◆ TASK OBJECTIVE ◆
Nothing but the text belongs in the answer: the listing below, copied exactly, without pictures.

◆ EXERCISE DATA ◆

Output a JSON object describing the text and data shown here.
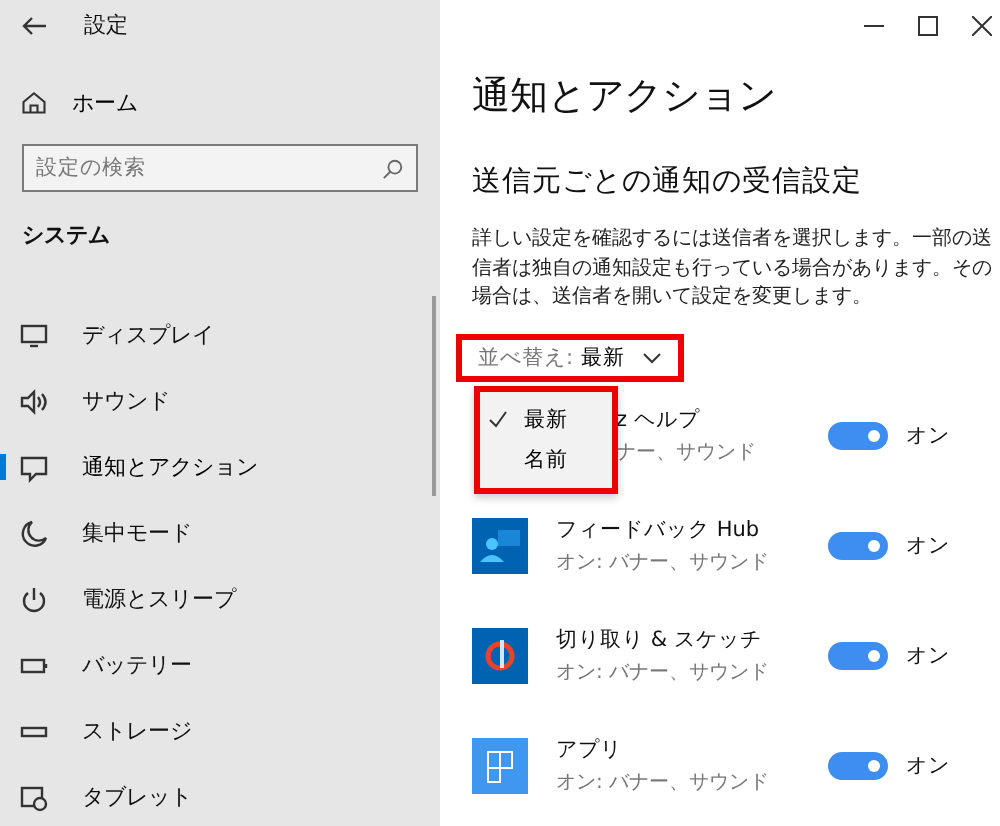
{
  "window": {
    "title": "設定"
  },
  "sidebar": {
    "home": "ホーム",
    "search": {
      "placeholder": "設定の検索"
    },
    "section": "システム",
    "items": [
      {
        "label": "ディスプレイ",
        "selected": false
      },
      {
        "label": "サウンド",
        "selected": false
      },
      {
        "label": "通知とアクション",
        "selected": true
      },
      {
        "label": "集中モード",
        "selected": false
      },
      {
        "label": "電源とスリープ",
        "selected": false
      },
      {
        "label": "バッテリー",
        "selected": false
      },
      {
        "label": "ストレージ",
        "selected": false
      },
      {
        "label": "タブレット",
        "selected": false
      }
    ]
  },
  "page": {
    "title": "通知とアクション",
    "subtitle": "送信元ごとの通知の受信設定",
    "description": "詳しい設定を確認するには送信者を選択します。一部の送信者は独自の通知設定も行っている場合があります。その場合は、送信者を開いて設定を変更します。",
    "sort": {
      "label": "並べ替え:",
      "value": "最新"
    },
    "sort_menu": {
      "items": [
        {
          "label": "最新",
          "selected": true
        },
        {
          "label": "名前",
          "selected": false
        }
      ]
    },
    "apps": [
      {
        "name": "z ヘルプ",
        "detail": "ナー、サウンド",
        "on": true,
        "state": "オン"
      },
      {
        "name": "フィードバック Hub",
        "detail": "オン: バナー、サウンド",
        "on": true,
        "state": "オン"
      },
      {
        "name": "切り取り & スケッチ",
        "detail": "オン: バナー、サウンド",
        "on": true,
        "state": "オン"
      },
      {
        "name": "アプリ",
        "detail": "オン: バナー、サウンド",
        "on": true,
        "state": "オン"
      }
    ]
  }
}
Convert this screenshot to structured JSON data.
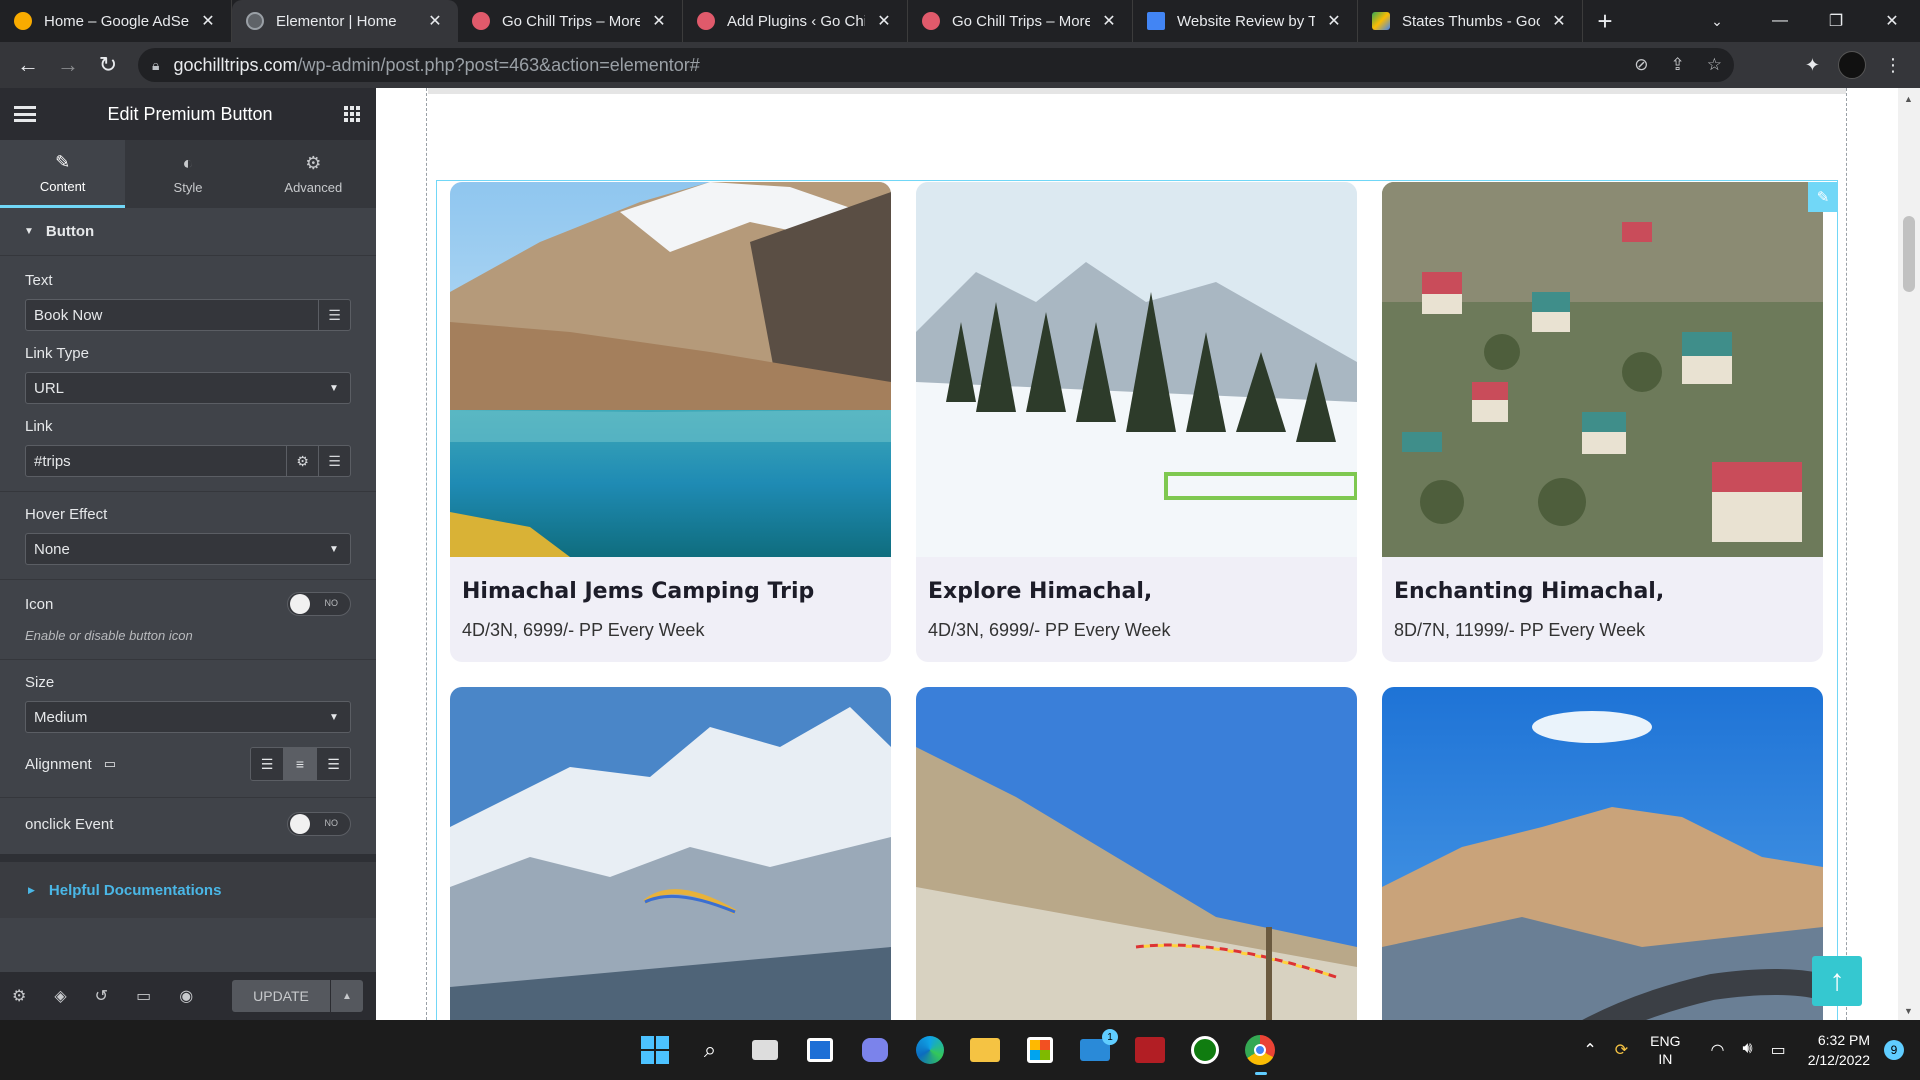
{
  "browser": {
    "tabs": [
      {
        "title": "Home – Google AdSe",
        "favicon_color": "#f9ab00",
        "active": false
      },
      {
        "title": "Elementor | Home",
        "favicon_color": "#9aa0a6",
        "active": true
      },
      {
        "title": "Go Chill Trips – More",
        "favicon_color": "#e05a6b",
        "active": false
      },
      {
        "title": "Add Plugins ‹ Go Chill",
        "favicon_color": "#e05a6b",
        "active": false
      },
      {
        "title": "Go Chill Trips – More",
        "favicon_color": "#e05a6b",
        "active": false
      },
      {
        "title": "Website Review by Te",
        "favicon_color": "#4285f4",
        "active": false
      },
      {
        "title": "States Thumbs - Goog",
        "favicon_color": "#34a853",
        "active": false
      }
    ],
    "new_tab_label": "+",
    "url_host": "gochilltrips.com",
    "url_rest": "/wp-admin/post.php?post=463&action=elementor#"
  },
  "panel": {
    "title": "Edit Premium Button",
    "tabs": [
      {
        "label": "Content",
        "icon": "pencil-icon",
        "glyph": "✎"
      },
      {
        "label": "Style",
        "icon": "half-circle-icon",
        "glyph": "◐"
      },
      {
        "label": "Advanced",
        "icon": "gear-icon",
        "glyph": "⚙"
      }
    ],
    "section_title": "Button",
    "text_label": "Text",
    "text_value": "Book Now",
    "link_type_label": "Link Type",
    "link_type_value": "URL",
    "link_label": "Link",
    "link_value": "#trips",
    "hover_label": "Hover Effect",
    "hover_value": "None",
    "icon_label": "Icon",
    "icon_toggle": "NO",
    "icon_desc": "Enable or disable button icon",
    "size_label": "Size",
    "size_value": "Medium",
    "alignment_label": "Alignment",
    "alignment_selected": "center",
    "onclick_label": "onclick Event",
    "onclick_toggle": "NO",
    "helpful_label": "Helpful Documentations",
    "update_label": "UPDATE"
  },
  "cards": [
    {
      "title": "Himachal Jems Camping Trip",
      "subtitle": "4D/3N, 6999/- PP Every Week",
      "scene": "lake"
    },
    {
      "title": "Explore Himachal,",
      "subtitle": " 4D/3N, 6999/- PP Every Week",
      "scene": "snow"
    },
    {
      "title": "Enchanting Himachal,",
      "subtitle": " 8D/7N, 11999/- PP Every Week",
      "scene": "town"
    },
    {
      "scene": "peaks"
    },
    {
      "scene": "valley"
    },
    {
      "scene": "road"
    }
  ],
  "taskbar": {
    "lang_top": "ENG",
    "lang_bottom": "IN",
    "time": "6:32 PM",
    "date": "2/12/2022",
    "notif_count": "9",
    "mail_badge": "1"
  }
}
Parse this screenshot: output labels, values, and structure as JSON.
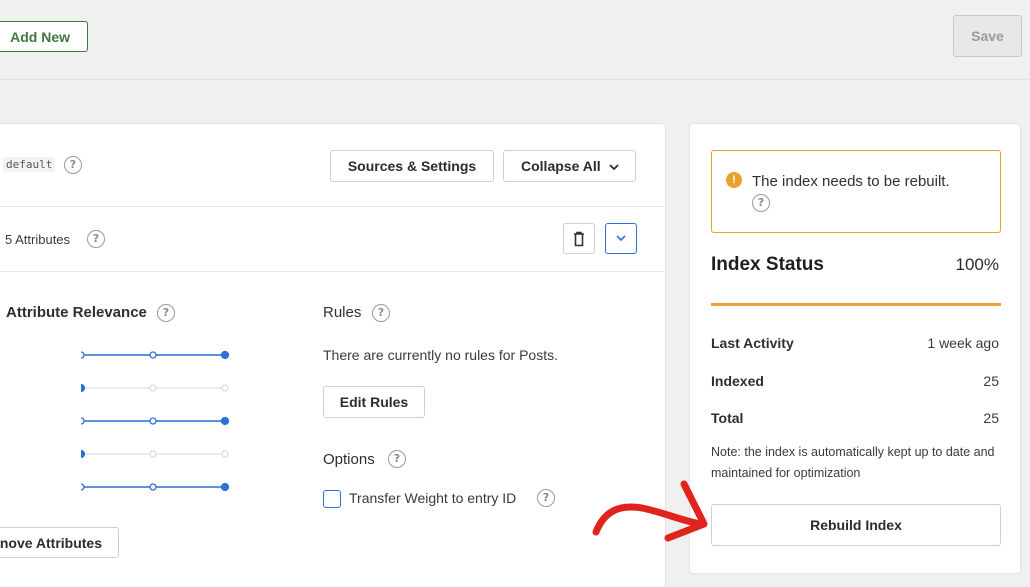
{
  "toolbar": {
    "add_new_label": "Add New",
    "save_label": "Save"
  },
  "engine": {
    "name_code": "default",
    "sources_settings_label": "Sources & Settings",
    "collapse_all_label": "Collapse All"
  },
  "source": {
    "attribute_count_label": "5 Attributes"
  },
  "relevance": {
    "title": "Attribute Relevance",
    "sliders": [
      1.0,
      0.0,
      1.0,
      0.0,
      1.0
    ],
    "remove_attributes_label": "nove Attributes"
  },
  "rules": {
    "title": "Rules",
    "empty_text": "There are currently no rules for Posts.",
    "edit_label": "Edit Rules"
  },
  "options": {
    "title": "Options",
    "transfer_weight_label": "Transfer Weight to entry ID",
    "transfer_weight_checked": false
  },
  "index": {
    "notice": "The index needs to be rebuilt.",
    "status_title": "Index Status",
    "percent_label": "100%",
    "progress": 1.0,
    "stats": [
      {
        "label": "Last Activity",
        "value": "1 week ago"
      },
      {
        "label": "Indexed",
        "value": "25"
      },
      {
        "label": "Total",
        "value": "25"
      }
    ],
    "note": "Note: the index is automatically kept up to date and maintained for optimization",
    "rebuild_label": "Rebuild Index"
  },
  "colors": {
    "accent_blue": "#2f6fd6",
    "warning_orange": "#e8a23a",
    "annotation_red": "#e0231d",
    "add_green": "#3d7a3d"
  },
  "icons": {
    "help": "question-circle-icon",
    "trash": "trash-icon",
    "chevron": "chevron-down-icon",
    "warning": "exclamation-icon",
    "annotation": "curved-arrow-icon"
  }
}
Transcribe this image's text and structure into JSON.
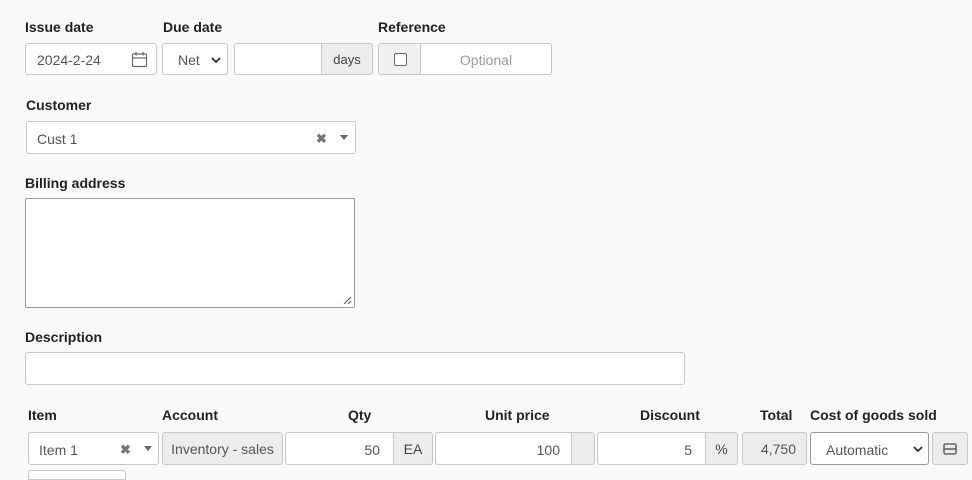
{
  "form": {
    "issue_date": {
      "label": "Issue date",
      "value": "2024-2-24"
    },
    "due_date": {
      "label": "Due date",
      "mode": "Net",
      "days_value": "",
      "days_unit": "days"
    },
    "reference": {
      "label": "Reference",
      "placeholder": "Optional"
    },
    "customer": {
      "label": "Customer",
      "value": "Cust 1"
    },
    "billing_address": {
      "label": "Billing address",
      "value": ""
    },
    "description": {
      "label": "Description",
      "value": ""
    }
  },
  "lines": {
    "headers": {
      "item": "Item",
      "account": "Account",
      "qty": "Qty",
      "unit_price": "Unit price",
      "discount": "Discount",
      "total": "Total",
      "cogs": "Cost of goods sold"
    },
    "rows": [
      {
        "item": "Item 1",
        "account": "Inventory - sales",
        "qty": "50",
        "unit": "EA",
        "unit_price": "100",
        "discount": "5",
        "discount_unit": "%",
        "total": "4,750",
        "cogs": "Automatic"
      }
    ]
  },
  "icons": {
    "calendar": "calendar-icon",
    "clear": "clear-x-icon",
    "dropdown": "chevron-down-icon",
    "resize": "resize-handle-icon",
    "row_menu": "row-options-icon"
  }
}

◆ ANSWER FOR THIS EXERCISE ◆
Output a JSON object describing the text and data shown here.
{
  "window": {
    "title": "設定"
  },
  "sidebar": {
    "home": "ホーム",
    "search": {
      "placeholder": "設定の検索"
    },
    "section": "システム",
    "items": [
      {
        "label": "ディスプレイ",
        "selected": false
      },
      {
        "label": "サウンド",
        "selected": false
      },
      {
        "label": "通知とアクション",
        "selected": true
      },
      {
        "label": "集中モード",
        "selected": false
      },
      {
        "label": "電源とスリープ",
        "selected": false
      },
      {
        "label": "バッテリー",
        "selected": false
      },
      {
        "label": "ストレージ",
        "selected": false
      },
      {
        "label": "タブレット",
        "selected": false
      }
    ]
  },
  "page": {
    "title": "通知とアクション",
    "subtitle": "送信元ごとの通知の受信設定",
    "description": "詳しい設定を確認するには送信者を選択します。一部の送信者は独自の通知設定も行っている場合があります。その場合は、送信者を開いて設定を変更します。",
    "sort": {
      "label": "並べ替え:",
      "value": "最新"
    },
    "sort_menu": {
      "items": [
        {
          "label": "最新",
          "selected": true
        },
        {
          "label": "名前",
          "selected": false
        }
      ]
    },
    "apps": [
      {
        "name": "z ヘルプ",
        "detail": "ナー、サウンド",
        "on": true,
        "state": "オン"
      },
      {
        "name": "フィードバック Hub",
        "detail": "オン: バナー、サウンド",
        "on": true,
        "state": "オン"
      },
      {
        "name": "切り取り & スケッチ",
        "detail": "オン: バナー、サウンド",
        "on": true,
        "state": "オン"
      },
      {
        "name": "アプリ",
        "detail": "オン: バナー、サウンド",
        "on": true,
        "state": "オン"
      }
    ]
  }
}
Convert this screenshot to structured JSON data.
{
  "browser": {
    "tabs": [
      {
        "title": "Home – Google AdSe",
        "favicon_color": "#f9ab00",
        "active": false
      },
      {
        "title": "Elementor | Home",
        "favicon_color": "#9aa0a6",
        "active": true
      },
      {
        "title": "Go Chill Trips – More",
        "favicon_color": "#e05a6b",
        "active": false
      },
      {
        "title": "Add Plugins ‹ Go Chill",
        "favicon_color": "#e05a6b",
        "active": false
      },
      {
        "title": "Go Chill Trips – More",
        "favicon_color": "#e05a6b",
        "active": false
      },
      {
        "title": "Website Review by Te",
        "favicon_color": "#4285f4",
        "active": false
      },
      {
        "title": "States Thumbs - Goog",
        "favicon_color": "#34a853",
        "active": false
      }
    ],
    "new_tab_label": "+",
    "url_host": "gochilltrips.com",
    "url_rest": "/wp-admin/post.php?post=463&action=elementor#"
  },
  "panel": {
    "title": "Edit Premium Button",
    "tabs": [
      {
        "label": "Content",
        "icon": "pencil-icon",
        "glyph": "✎"
      },
      {
        "label": "Style",
        "icon": "half-circle-icon",
        "glyph": "◐"
      },
      {
        "label": "Advanced",
        "icon": "gear-icon",
        "glyph": "⚙"
      }
    ],
    "section_title": "Button",
    "text_label": "Text",
    "text_value": "Book Now",
    "link_type_label": "Link Type",
    "link_type_value": "URL",
    "link_label": "Link",
    "link_value": "#trips",
    "hover_label": "Hover Effect",
    "hover_value": "None",
    "icon_label": "Icon",
    "icon_toggle": "NO",
    "icon_desc": "Enable or disable button icon",
    "size_label": "Size",
    "size_value": "Medium",
    "alignment_label": "Alignment",
    "alignment_selected": "center",
    "onclick_label": "onclick Event",
    "onclick_toggle": "NO",
    "helpful_label": "Helpful Documentations",
    "update_label": "UPDATE"
  },
  "cards": [
    {
      "title": "Himachal Jems Camping Trip",
      "subtitle": "4D/3N, 6999/- PP Every Week",
      "scene": "lake"
    },
    {
      "title": "Explore Himachal,",
      "subtitle": " 4D/3N, 6999/- PP Every Week",
      "scene": "snow"
    },
    {
      "title": "Enchanting Himachal,",
      "subtitle": " 8D/7N, 11999/- PP Every Week",
      "scene": "town"
    },
    {
      "scene": "peaks"
    },
    {
      "scene": "valley"
    },
    {
      "scene": "road"
    }
  ],
  "taskbar": {
    "lang_top": "ENG",
    "lang_bottom": "IN",
    "time": "6:32 PM",
    "date": "2/12/2022",
    "notif_count": "9",
    "mail_badge": "1"
  }
}
Parse this screenshot: output labels, values, and structure as JSON.
{
  "toolbar": {
    "add_new_label": "Add New",
    "save_label": "Save"
  },
  "engine": {
    "name_code": "default",
    "sources_settings_label": "Sources & Settings",
    "collapse_all_label": "Collapse All"
  },
  "source": {
    "attribute_count_label": "5 Attributes"
  },
  "relevance": {
    "title": "Attribute Relevance",
    "sliders": [
      1.0,
      0.0,
      1.0,
      0.0,
      1.0
    ],
    "remove_attributes_label": "nove Attributes"
  },
  "rules": {
    "title": "Rules",
    "empty_text": "There are currently no rules for Posts.",
    "edit_label": "Edit Rules"
  },
  "options": {
    "title": "Options",
    "transfer_weight_label": "Transfer Weight to entry ID",
    "transfer_weight_checked": false
  },
  "index": {
    "notice": "The index needs to be rebuilt.",
    "status_title": "Index Status",
    "percent_label": "100%",
    "progress": 1.0,
    "stats": [
      {
        "label": "Last Activity",
        "value": "1 week ago"
      },
      {
        "label": "Indexed",
        "value": "25"
      },
      {
        "label": "Total",
        "value": "25"
      }
    ],
    "note": "Note: the index is automatically kept up to date and maintained for optimization",
    "rebuild_label": "Rebuild Index"
  },
  "colors": {
    "accent_blue": "#2f6fd6",
    "warning_orange": "#e8a23a",
    "annotation_red": "#e0231d",
    "add_green": "#3d7a3d"
  },
  "icons": {
    "help": "question-circle-icon",
    "trash": "trash-icon",
    "chevron": "chevron-down-icon",
    "warning": "exclamation-icon",
    "annotation": "curved-arrow-icon"
  }
}
Transcribe this image's text and structure into JSON.
{
  "form": {
    "issue_date": {
      "label": "Issue date",
      "value": "2024-2-24"
    },
    "due_date": {
      "label": "Due date",
      "mode": "Net",
      "days_value": "",
      "days_unit": "days"
    },
    "reference": {
      "label": "Reference",
      "placeholder": "Optional"
    },
    "customer": {
      "label": "Customer",
      "value": "Cust 1"
    },
    "billing_address": {
      "label": "Billing address",
      "value": ""
    },
    "description": {
      "label": "Description",
      "value": ""
    }
  },
  "lines": {
    "headers": {
      "item": "Item",
      "account": "Account",
      "qty": "Qty",
      "unit_price": "Unit price",
      "discount": "Discount",
      "total": "Total",
      "cogs": "Cost of goods sold"
    },
    "rows": [
      {
        "item": "Item 1",
        "account": "Inventory - sales",
        "qty": "50",
        "unit": "EA",
        "unit_price": "100",
        "discount": "5",
        "discount_unit": "%",
        "total": "4,750",
        "cogs": "Automatic"
      }
    ]
  },
  "icons": {
    "calendar": "calendar-icon",
    "clear": "clear-x-icon",
    "dropdown": "chevron-down-icon",
    "resize": "resize-handle-icon",
    "row_menu": "row-options-icon"
  }
}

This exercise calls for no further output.